F. Scott Fitzgerald (1896-1940)
John F. Callahan and John Alberti
Classroom Issues and Strategies
Students often tend to identify Fitzgerald with the nostalgic sensibility
of the protagonist of "Babylon Revisited," Charlie Wales, and
have a corollary tendency to view Fitzgerald as a participant in the excesses
of the Jazz Age rather than as a writer who cast a critical eye on his
Fitzgerald's essays serve as important companions to his fiction. I
fall back on the trick of photocopying one or more of the following essays:
"Echoes of the Jazz Age"; "My Lost City"; "The
Crack Up"; "Sleeping and Waking"; or "Pasting It Together."
On the relationship between Fitzgerald and Wales, I focus on the overlay
of observation and allusion that gives the story a perspective much deeper
than Charlie Wales's rather superficial, self-pitying point of view.
Students are very interested in the relationship between Fitzgerald's
life and his work and in his sense that the best possibilities of American
history are in the past. Their questions include why relationships between
men and women seem often bound up with money and social status, and whether
or not Fitzgerald maintains a critical detachment from his characters'
views of reality.
Major Themes, Historical Perspectives, and Personal Issues
Note the relationship hinted at in "Babylon Revisited" between
the twenties and thirties, the Boom and the Crash. Also it is important
to note that although Wales is once again very well off, despite the depression,
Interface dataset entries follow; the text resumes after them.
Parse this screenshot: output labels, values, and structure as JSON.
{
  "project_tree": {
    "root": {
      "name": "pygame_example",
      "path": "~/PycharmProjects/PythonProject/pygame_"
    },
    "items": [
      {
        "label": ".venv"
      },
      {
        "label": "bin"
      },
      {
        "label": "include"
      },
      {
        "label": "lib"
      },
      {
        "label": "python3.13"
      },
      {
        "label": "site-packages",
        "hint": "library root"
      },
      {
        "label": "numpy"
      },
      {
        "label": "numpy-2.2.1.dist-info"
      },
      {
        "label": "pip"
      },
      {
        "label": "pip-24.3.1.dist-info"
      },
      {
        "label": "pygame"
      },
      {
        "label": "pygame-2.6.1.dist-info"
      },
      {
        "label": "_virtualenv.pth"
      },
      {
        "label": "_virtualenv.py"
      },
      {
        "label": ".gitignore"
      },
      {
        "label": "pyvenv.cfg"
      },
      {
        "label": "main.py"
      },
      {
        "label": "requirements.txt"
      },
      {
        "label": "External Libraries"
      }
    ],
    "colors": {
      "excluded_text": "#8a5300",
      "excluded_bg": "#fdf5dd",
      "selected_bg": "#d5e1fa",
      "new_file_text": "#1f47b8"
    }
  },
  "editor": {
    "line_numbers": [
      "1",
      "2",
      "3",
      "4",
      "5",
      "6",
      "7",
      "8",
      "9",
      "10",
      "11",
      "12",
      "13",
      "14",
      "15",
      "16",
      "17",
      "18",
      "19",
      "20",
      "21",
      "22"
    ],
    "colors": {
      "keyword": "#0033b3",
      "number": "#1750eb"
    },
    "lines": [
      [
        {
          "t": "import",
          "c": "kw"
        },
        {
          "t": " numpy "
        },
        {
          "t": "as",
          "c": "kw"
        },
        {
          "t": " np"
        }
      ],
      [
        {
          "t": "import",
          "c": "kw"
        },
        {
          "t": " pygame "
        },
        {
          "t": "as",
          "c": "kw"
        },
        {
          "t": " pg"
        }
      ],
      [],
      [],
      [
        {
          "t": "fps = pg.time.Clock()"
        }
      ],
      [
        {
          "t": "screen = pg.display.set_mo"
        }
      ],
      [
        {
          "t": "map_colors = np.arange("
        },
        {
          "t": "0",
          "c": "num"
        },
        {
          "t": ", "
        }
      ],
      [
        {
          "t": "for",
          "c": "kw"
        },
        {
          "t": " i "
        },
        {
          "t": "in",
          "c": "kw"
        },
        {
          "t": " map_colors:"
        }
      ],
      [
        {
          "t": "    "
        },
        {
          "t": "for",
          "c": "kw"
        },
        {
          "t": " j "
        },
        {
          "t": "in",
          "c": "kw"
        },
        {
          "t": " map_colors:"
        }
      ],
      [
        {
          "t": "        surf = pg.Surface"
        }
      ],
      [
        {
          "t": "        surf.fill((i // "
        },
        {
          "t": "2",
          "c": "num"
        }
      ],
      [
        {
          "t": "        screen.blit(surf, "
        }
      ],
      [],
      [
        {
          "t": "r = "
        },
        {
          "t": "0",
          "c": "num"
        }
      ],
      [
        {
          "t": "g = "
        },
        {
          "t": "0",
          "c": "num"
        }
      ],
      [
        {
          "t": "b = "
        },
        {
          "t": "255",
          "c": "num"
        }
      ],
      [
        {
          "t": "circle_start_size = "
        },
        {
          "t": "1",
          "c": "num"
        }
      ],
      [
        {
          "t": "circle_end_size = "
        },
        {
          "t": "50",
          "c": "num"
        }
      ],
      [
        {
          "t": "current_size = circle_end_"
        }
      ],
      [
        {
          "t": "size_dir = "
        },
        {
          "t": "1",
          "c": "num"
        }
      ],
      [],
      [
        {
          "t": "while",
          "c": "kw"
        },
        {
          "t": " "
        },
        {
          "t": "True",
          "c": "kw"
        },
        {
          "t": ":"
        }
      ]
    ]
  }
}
his emotional and psychological stock is precarious. Can personal and historical
issues be separated? Again, this is why it is important to use or at least
refer to Fitzgerald's essays and letters.
In "May Day," note how the story contrasts the smug complacency
of Philip Dean with the disintegrating circumstances of his classmate,
Gordon Sterret. Look for similar contrasts in the story, such as the juxtapostions
of celebration and suicide, frivolity and despair, hope and bitterness.
How do these conflicting attitudes darken the sense of post-war jubilation
the narrator ironically refers to at the beginning of the story?
Significant Form, Style, or Artistic Conventions
In "Babylon Revisited," how, and how successfully, does Fitzgerald's
evocative, lyrical prose set up an interplay of identification with and
detachment from the protagonist's nostalgic sensibility? To what extent
does Fitzgerald's style mirror the story's conflict of sensibility; namely,
the contrast between a spare, pared-down modern style showing Hemingway's
influence, and a metaphorical, romantic style reliant on a rich, sensuous
In "May Day," how does the episodic structure of the story
reinforce feelings of alienation and impending disaster both among the
characters and in the readers? How does the ironic, almost sarcastic tone
of the narrator color our views of events in the story in particular and
post-World War One America in general?
I call attention to Fitzgerald's self-conscious awareness of a double
identity as a popular writer of stories for the Saturday Evening Post
and a serious novelist aspiring to the company of Conrad, Joyce, and James.
I consider the relationship, the compatibility between popular and serious
fiction in a democratic and vernacular culture.
The issues of freedom and responsibility, the cost of self-indulgent
personal behavior seem particularly appropriate to our time.
Comparisons, Contrasts, Connections
The following stories in Volume 2 of The Heath Anthology might
provide a useful frame of reference: Hemingway's
"Hills Like White Elephants"; Porter's
"Flowering Judas"; Toomer's
"Blood-Burning Moon," "Seventh Street," and "Box
Seat." All involve landscape, social milieu, memory, and transitional
moments of experience.
The best sources on "Babylon Revisited" and "May Day" are
Fitzgerald's essays listed above, a piece called "Ring," written
after the death of Ring Lardner, and also Fitzgerald's letters.